§ **Task goal**
How many of the lines below have "action" in them? Say the number and nothing more.

Start of Given records

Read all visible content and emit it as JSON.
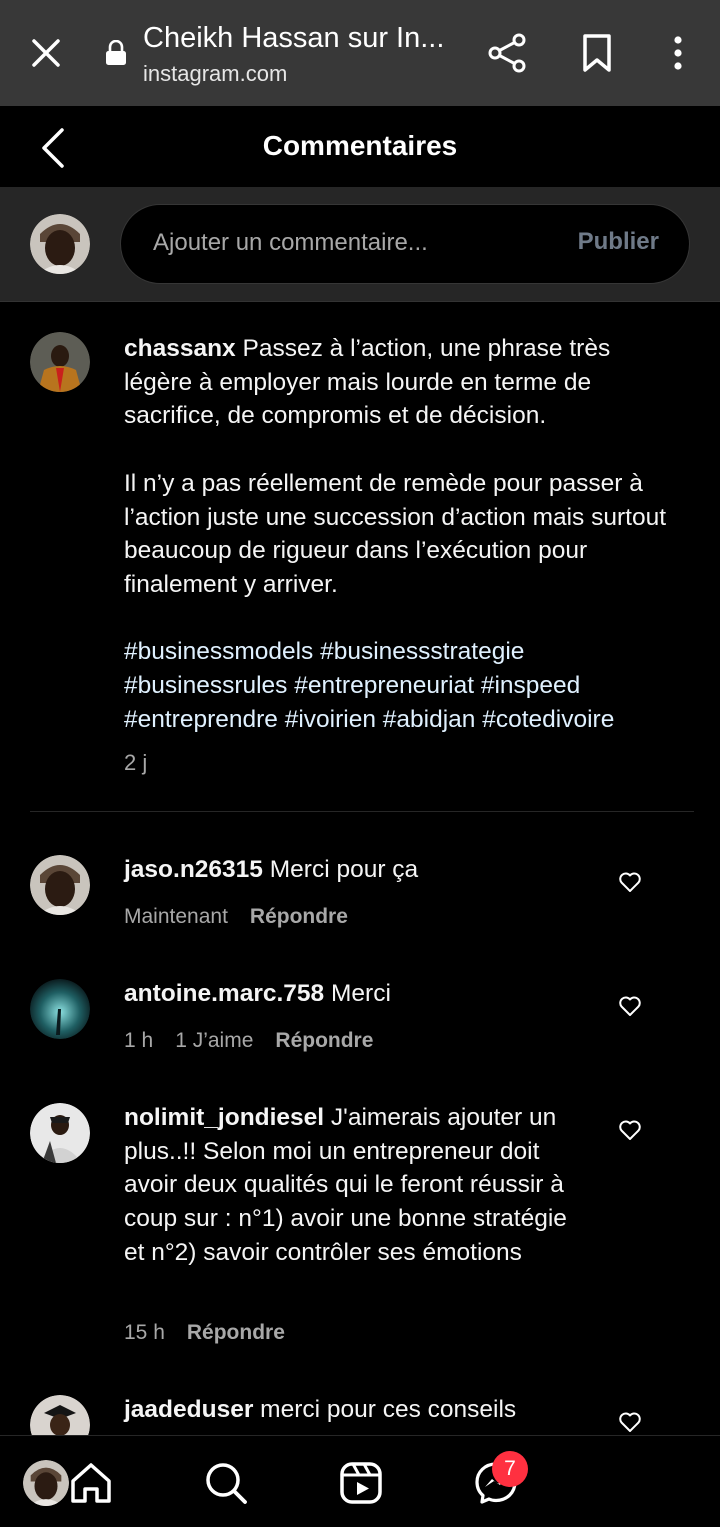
{
  "browser": {
    "title": "Cheikh Hassan sur In...",
    "domain": "instagram.com"
  },
  "header": {
    "title": "Commentaires"
  },
  "compose": {
    "placeholder": "Ajouter un commentaire...",
    "publish_label": "Publier"
  },
  "caption": {
    "username": "chassanx",
    "paragraph1": " Passez à l’action, une phrase très légère à employer mais lourde en terme de sacrifice, de compromis et de décision.",
    "paragraph2": "Il n’y a pas réellement de remède pour passer à l’action juste une succession d’action mais surtout beaucoup de rigueur dans l’exécution pour finalement y arriver.",
    "hashtags": "#businessmodels #businessstrategie #businessrules #entrepreneuriat #inspeed #entreprendre #ivoirien #abidjan #cotedivoire",
    "time": "2 j"
  },
  "comments": [
    {
      "username": "jaso.n26315",
      "text": " Merci pour ça",
      "time": "Maintenant",
      "likes": "",
      "reply": "Répondre"
    },
    {
      "username": "antoine.marc.758",
      "text": " Merci",
      "time": "1 h",
      "likes": "1 J’aime",
      "reply": "Répondre"
    },
    {
      "username": "nolimit_jondiesel",
      "text": " J'aimerais ajouter un plus..!! Selon moi un entrepreneur doit avoir deux qualités qui le feront réussir à coup sur : n°1) avoir une bonne stratégie et n°2) savoir contrôler ses émotions",
      "time": "15 h",
      "likes": "",
      "reply": "Répondre"
    },
    {
      "username": "jaadeduser",
      "text": " merci pour ces conseils",
      "time": "",
      "likes": "",
      "reply": ""
    }
  ],
  "bottom_nav": {
    "icons": [
      "home-icon",
      "search-icon",
      "reels-icon",
      "messenger-icon",
      "profile-avatar"
    ],
    "messages_badge": "7"
  },
  "colors": {
    "browser_bar": "#383838",
    "compose_bg": "#262626",
    "badge": "#ff3040",
    "publish_disabled": "#6f7a88",
    "hashtag": "#e0f1ff"
  }
}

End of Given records

§ **Task result**
2